For additional technical considerations, please see the linked paper, “Strategies for Attaining CO2 Sequestration with Environmental Integrity,” SPE-210911-MS, attached as an appendix to these comments:

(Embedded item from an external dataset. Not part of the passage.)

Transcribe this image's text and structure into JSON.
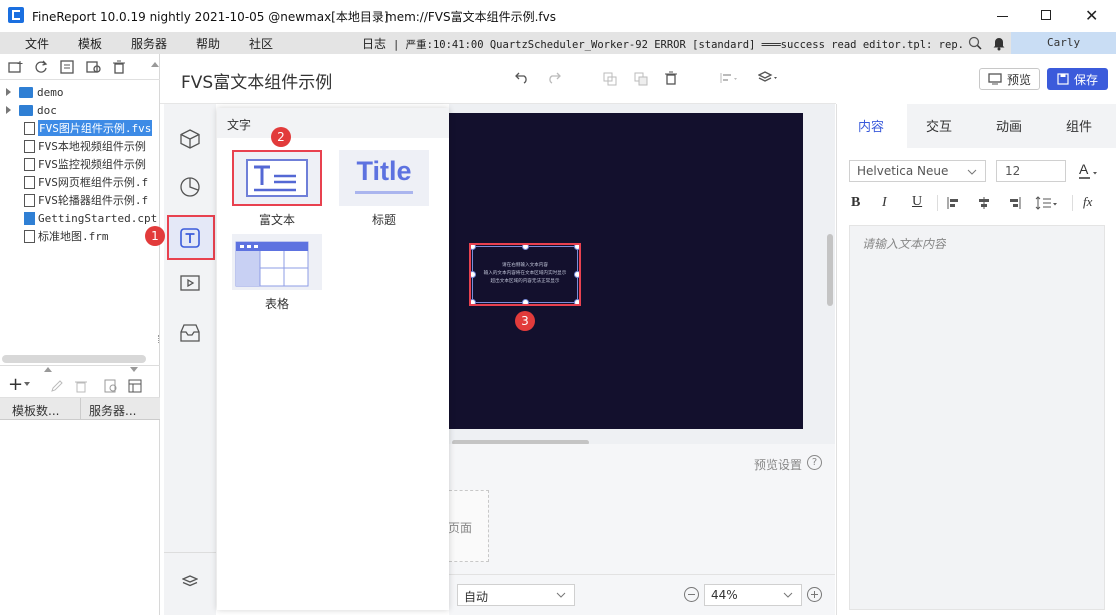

1. Team PA Submits Hydrogen Hub Application For Decarbonization Network Of Appalachia (DNA) (19 April 2023), available at https://teampa.com/2023/04/team-pa-submits-hydrogen-hub-application-for- decarbonization-network-of-appalachia-dna/.2. See, e.g., EDF Says Louisiana Liability Statute Should Block CCS Permit “Primacy” (9 May 2023) InsideEPA, available at https://insideepa.com/daily-news/edf-says-louisiana-liability-statute-should-block- ccs-permit-primacy.3. “MEMORANDUM OF AGREEMENT ADDENDUM 3 Between The State of Louisiana And The United States Environmental Protection Agency Region 6 For the Class VI UIC Program” at 4 (4 May 2023), Rulemaking Docket ID No. EPA-HQ-OW-2023-0073, available athttps://www.regulations.gov/document/EPA-HQ-OW-2023-0073-0007.